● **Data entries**
..............................
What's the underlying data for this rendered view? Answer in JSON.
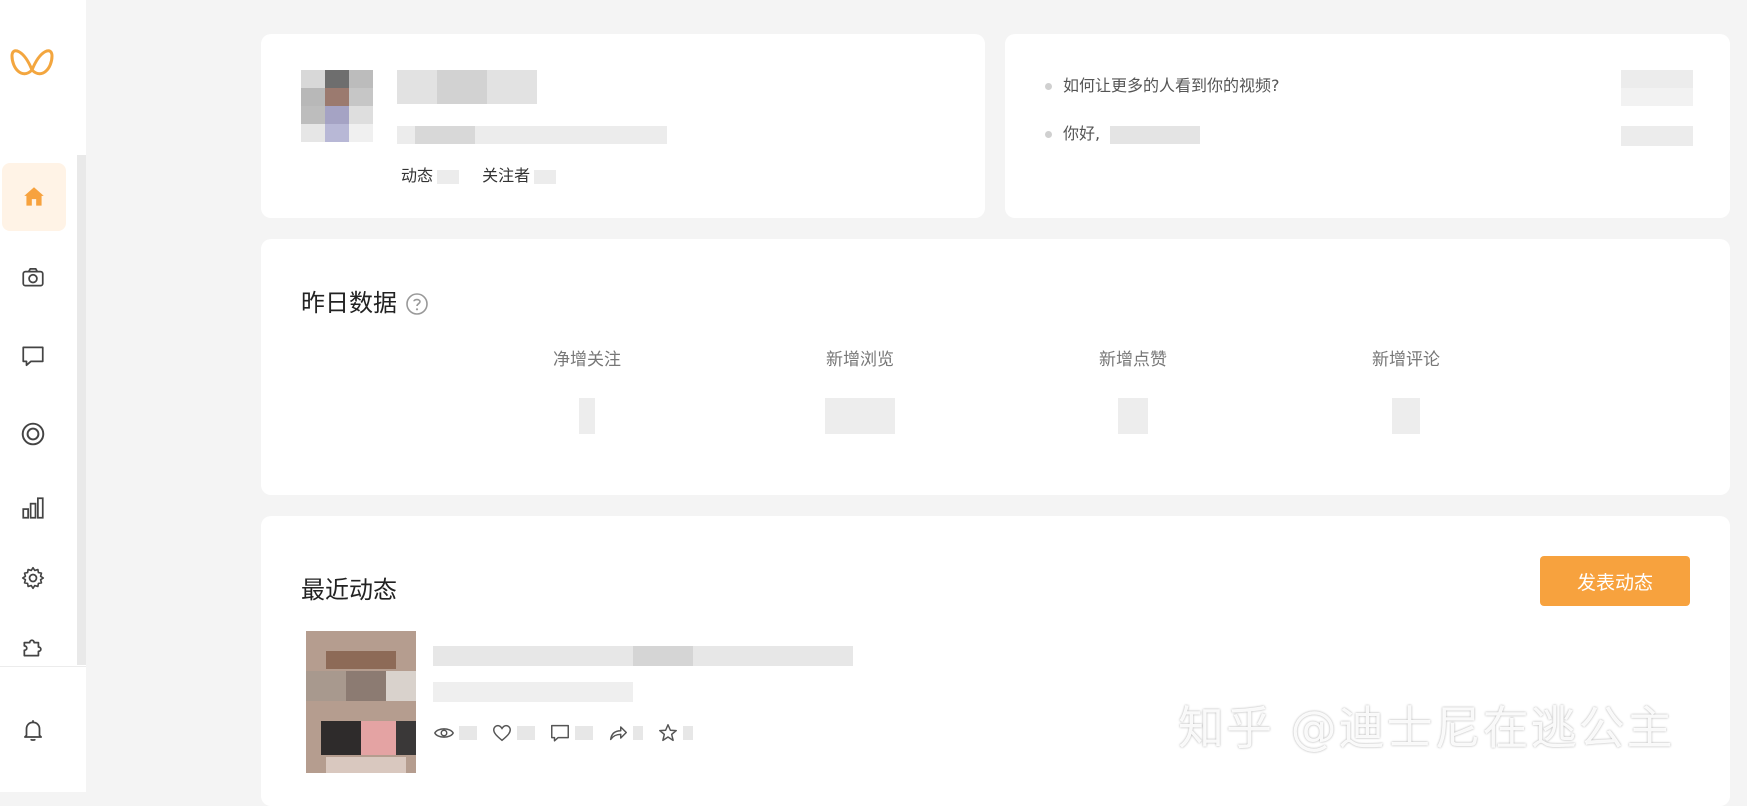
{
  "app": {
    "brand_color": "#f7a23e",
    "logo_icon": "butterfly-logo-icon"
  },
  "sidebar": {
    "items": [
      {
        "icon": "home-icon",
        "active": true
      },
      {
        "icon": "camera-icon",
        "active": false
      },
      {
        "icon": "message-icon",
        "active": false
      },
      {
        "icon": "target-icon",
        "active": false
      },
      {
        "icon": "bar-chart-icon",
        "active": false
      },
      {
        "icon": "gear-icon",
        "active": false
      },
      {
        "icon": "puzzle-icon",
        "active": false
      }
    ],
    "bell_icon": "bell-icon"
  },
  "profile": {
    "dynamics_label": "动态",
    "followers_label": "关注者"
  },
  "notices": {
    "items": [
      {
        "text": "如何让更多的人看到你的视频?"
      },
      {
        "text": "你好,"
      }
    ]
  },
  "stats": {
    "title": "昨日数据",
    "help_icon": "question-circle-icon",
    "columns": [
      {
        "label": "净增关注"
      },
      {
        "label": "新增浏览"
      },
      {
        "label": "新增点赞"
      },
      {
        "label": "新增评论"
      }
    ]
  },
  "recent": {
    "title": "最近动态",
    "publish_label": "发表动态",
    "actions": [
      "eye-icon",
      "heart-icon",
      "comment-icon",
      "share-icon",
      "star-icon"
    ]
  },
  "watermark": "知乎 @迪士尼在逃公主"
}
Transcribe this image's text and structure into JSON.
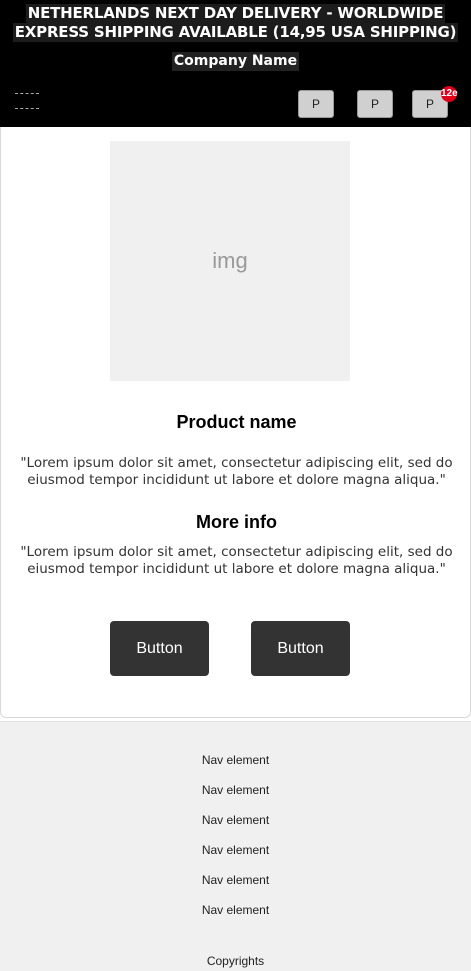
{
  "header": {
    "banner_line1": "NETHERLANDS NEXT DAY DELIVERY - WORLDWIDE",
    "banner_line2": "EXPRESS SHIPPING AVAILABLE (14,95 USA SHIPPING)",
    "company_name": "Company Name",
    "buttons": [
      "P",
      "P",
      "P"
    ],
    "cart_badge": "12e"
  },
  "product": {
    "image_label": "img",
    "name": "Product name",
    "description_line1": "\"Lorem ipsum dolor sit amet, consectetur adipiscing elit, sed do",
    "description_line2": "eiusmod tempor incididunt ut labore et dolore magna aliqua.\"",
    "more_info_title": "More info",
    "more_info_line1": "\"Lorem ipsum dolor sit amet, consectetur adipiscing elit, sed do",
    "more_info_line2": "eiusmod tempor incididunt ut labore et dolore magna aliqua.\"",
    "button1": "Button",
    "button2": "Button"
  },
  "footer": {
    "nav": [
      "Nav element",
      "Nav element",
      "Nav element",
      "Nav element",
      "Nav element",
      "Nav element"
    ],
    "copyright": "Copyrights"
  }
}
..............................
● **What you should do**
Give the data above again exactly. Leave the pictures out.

● **Finished exercise**
What's the underlying data for this rendered view? Answer in JSON.
{
  "app": {
    "brand_color": "#f7a23e",
    "logo_icon": "butterfly-logo-icon"
  },
  "sidebar": {
    "items": [
      {
        "icon": "home-icon",
        "active": true
      },
      {
        "icon": "camera-icon",
        "active": false
      },
      {
        "icon": "message-icon",
        "active": false
      },
      {
        "icon": "target-icon",
        "active": false
      },
      {
        "icon": "bar-chart-icon",
        "active": false
      },
      {
        "icon": "gear-icon",
        "active": false
      },
      {
        "icon": "puzzle-icon",
        "active": false
      }
    ],
    "bell_icon": "bell-icon"
  },
  "profile": {
    "dynamics_label": "动态",
    "followers_label": "关注者"
  },
  "notices": {
    "items": [
      {
        "text": "如何让更多的人看到你的视频?"
      },
      {
        "text": "你好,"
      }
    ]
  },
  "stats": {
    "title": "昨日数据",
    "help_icon": "question-circle-icon",
    "columns": [
      {
        "label": "净增关注"
      },
      {
        "label": "新增浏览"
      },
      {
        "label": "新增点赞"
      },
      {
        "label": "新增评论"
      }
    ]
  },
  "recent": {
    "title": "最近动态",
    "publish_label": "发表动态",
    "actions": [
      "eye-icon",
      "heart-icon",
      "comment-icon",
      "share-icon",
      "star-icon"
    ]
  },
  "watermark": "知乎 @迪士尼在逃公主"
}
Transcribe this image's text and structure into JSON.
{
  "header": {
    "banner_line1": "NETHERLANDS NEXT DAY DELIVERY - WORLDWIDE",
    "banner_line2": "EXPRESS SHIPPING AVAILABLE (14,95 USA SHIPPING)",
    "company_name": "Company Name",
    "buttons": [
      "P",
      "P",
      "P"
    ],
    "cart_badge": "12e"
  },
  "product": {
    "image_label": "img",
    "name": "Product name",
    "description_line1": "\"Lorem ipsum dolor sit amet, consectetur adipiscing elit, sed do",
    "description_line2": "eiusmod tempor incididunt ut labore et dolore magna aliqua.\"",
    "more_info_title": "More info",
    "more_info_line1": "\"Lorem ipsum dolor sit amet, consectetur adipiscing elit, sed do",
    "more_info_line2": "eiusmod tempor incididunt ut labore et dolore magna aliqua.\"",
    "button1": "Button",
    "button2": "Button"
  },
  "footer": {
    "nav": [
      "Nav element",
      "Nav element",
      "Nav element",
      "Nav element",
      "Nav element",
      "Nav element"
    ],
    "copyright": "Copyrights"
  }
}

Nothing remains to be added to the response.